Sen. Chris Van Hollen (D-Maryland) announced plans Wednesday
to file a bill that would ban airlines from forcibly removing passengers from a
plane after boarding due to overbooking or in order to facilitate movement of
"It is outrageous that airlines can bodily remove
passengers after boarding rather than providing appropriate incentives to
encourage volunteers," Van Hollen wrote in a letter to colleagues asking
for co-sponsors. "Airlines should resolve these common overbooking issues
prior to boarding."
Van Hollen's plan to introduce what he is calling the Customers
Not Cargo Act comes on the heels of Sunday's incident in which United passenger

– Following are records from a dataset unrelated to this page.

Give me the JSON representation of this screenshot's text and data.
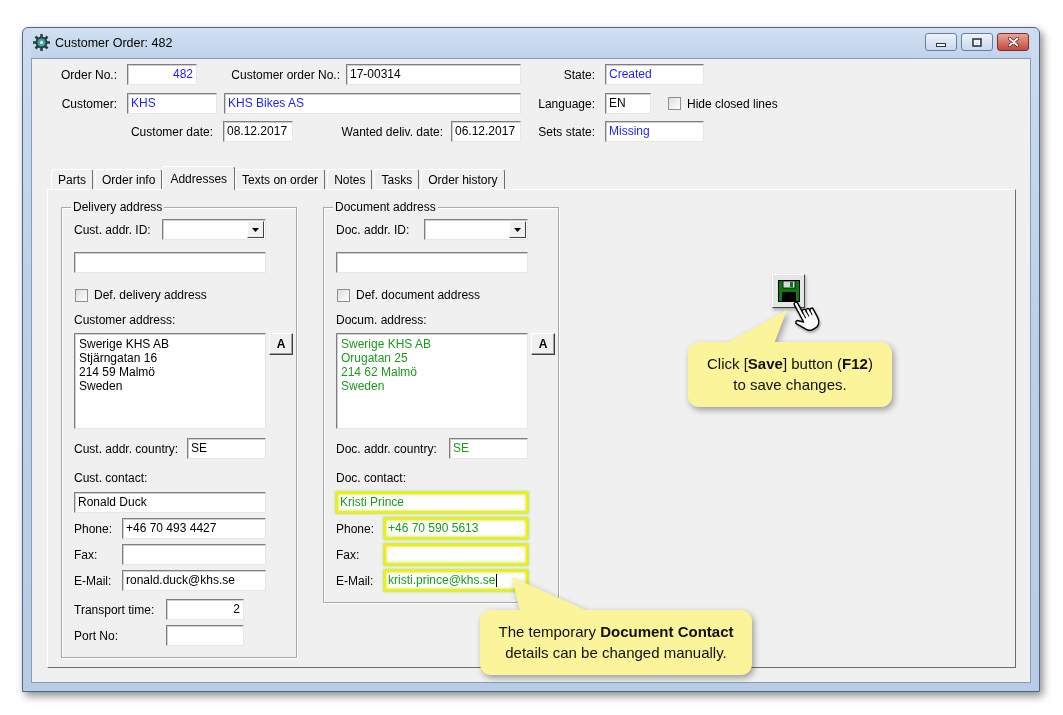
{
  "window": {
    "title": "Customer Order: 482"
  },
  "header": {
    "order_no": {
      "label": "Order No.:",
      "value": "482",
      "color": "#1e1eff"
    },
    "customer_order_no": {
      "label": "Customer order No.:",
      "value": "17-00314",
      "color": "#000000"
    },
    "state": {
      "label": "State:",
      "value": "Created",
      "color": "#1e1eff"
    },
    "customer": {
      "label": "Customer:",
      "code": "KHS",
      "name": "KHS Bikes AS",
      "color": "#1e1eff"
    },
    "language": {
      "label": "Language:",
      "value": "EN",
      "color": "#000000"
    },
    "hide_closed_lines": {
      "label": "Hide closed lines",
      "checked": false
    },
    "customer_date": {
      "label": "Customer date:",
      "value": "08.12.2017",
      "color": "#000000"
    },
    "wanted_delivery_date": {
      "label": "Wanted deliv. date:",
      "value": "06.12.2017",
      "color": "#000000"
    },
    "sets_state": {
      "label": "Sets state:",
      "value": "Missing",
      "color": "#1e1eff"
    }
  },
  "tabs": [
    {
      "label": "Parts",
      "selected": false
    },
    {
      "label": "Order info",
      "selected": false
    },
    {
      "label": "Addresses",
      "selected": true
    },
    {
      "label": "Texts on order",
      "selected": false
    },
    {
      "label": "Notes",
      "selected": false
    },
    {
      "label": "Tasks",
      "selected": false
    },
    {
      "label": "Order history",
      "selected": false
    }
  ],
  "address_groups": [
    {
      "title": "Delivery address",
      "color": "#000000",
      "id_label": "Cust. addr. ID:",
      "default": {
        "label": "Def. delivery address",
        "checked": false
      },
      "address_label": "Customer address:",
      "address": "Swerige KHS AB\nStjärngatan 16\n214 59 Malmö\nSweden",
      "address_button": "A",
      "country": {
        "label": "Cust. addr. country:",
        "value": "SE"
      },
      "contact_label": "Cust. contact:",
      "contact": {
        "value": "Ronald Duck",
        "highlighted": false,
        "focused": false
      },
      "contact_fields": [
        {
          "label": "Phone:",
          "value": "+46 70 493 4427",
          "highlighted": false,
          "focused": false
        },
        {
          "label": "Fax:",
          "highlighted": false,
          "focused": false
        },
        {
          "label": "E-Mail:",
          "value": "ronald.duck@khs.se",
          "highlighted": false,
          "focused": false
        }
      ],
      "extra_fields": [
        {
          "label": "Transport time:",
          "value": "2"
        },
        {
          "label": "Port No:"
        }
      ]
    },
    {
      "title": "Document address",
      "color": "#1a9a1a",
      "id_label": "Doc. addr. ID:",
      "default": {
        "label": "Def. document address",
        "checked": false
      },
      "address_label": "Docum. address:",
      "address": "Swerige KHS AB\nOrugatan 25\n214 62 Malmö\nSweden",
      "address_button": "A",
      "country": {
        "label": "Doc. addr. country:",
        "value": "SE"
      },
      "contact_label": "Doc. contact:",
      "contact": {
        "value": "Kristi Prince",
        "highlighted": true,
        "focused": false
      },
      "contact_fields": [
        {
          "label": "Phone:",
          "value": "+46 70 590 5613",
          "highlighted": true,
          "focused": false
        },
        {
          "label": "Fax:",
          "highlighted": true,
          "focused": false
        },
        {
          "label": "E-Mail:",
          "value": "kristi.prince@khs.se",
          "highlighted": true,
          "focused": true
        }
      ]
    }
  ],
  "callouts": [
    {
      "text": "Click [**Save**] button (**F12**)\nto save changes."
    },
    {
      "text": "The temporary **Document Contact**\ndetails can be changed manually."
    }
  ]
}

David Dao was bloodied and dragged down the aisle by Chicago O'Hare police
after he refused to cede his seat on a flight to Louisville to United crew.
The incident has spawned a firestorm of reaction in the U.S.
and around the world, and has thrown United into public relations crisis mode.
It has also raised questions about a federal regulation that allows airlines to
Van Hollen said his bill would direct the Department of
Transportation to update its rule related to overbooking. Under the change,
airlines would have to offer what he called "appropriate" incentives
to solicit volunteers, and they would have to do so before boarding whenever
Current law requires airlines to pay customers up to $1,350
for involuntarily bumping a passenger from a flight, depending on how much the
passenger's ticket cost and how long he or she is delayed.
Van Hollen said rules related to airline overbooking should
more generally be reexamined, but added that his bill would address the narrow
issue of forcibly removing passengers from a plane immediately.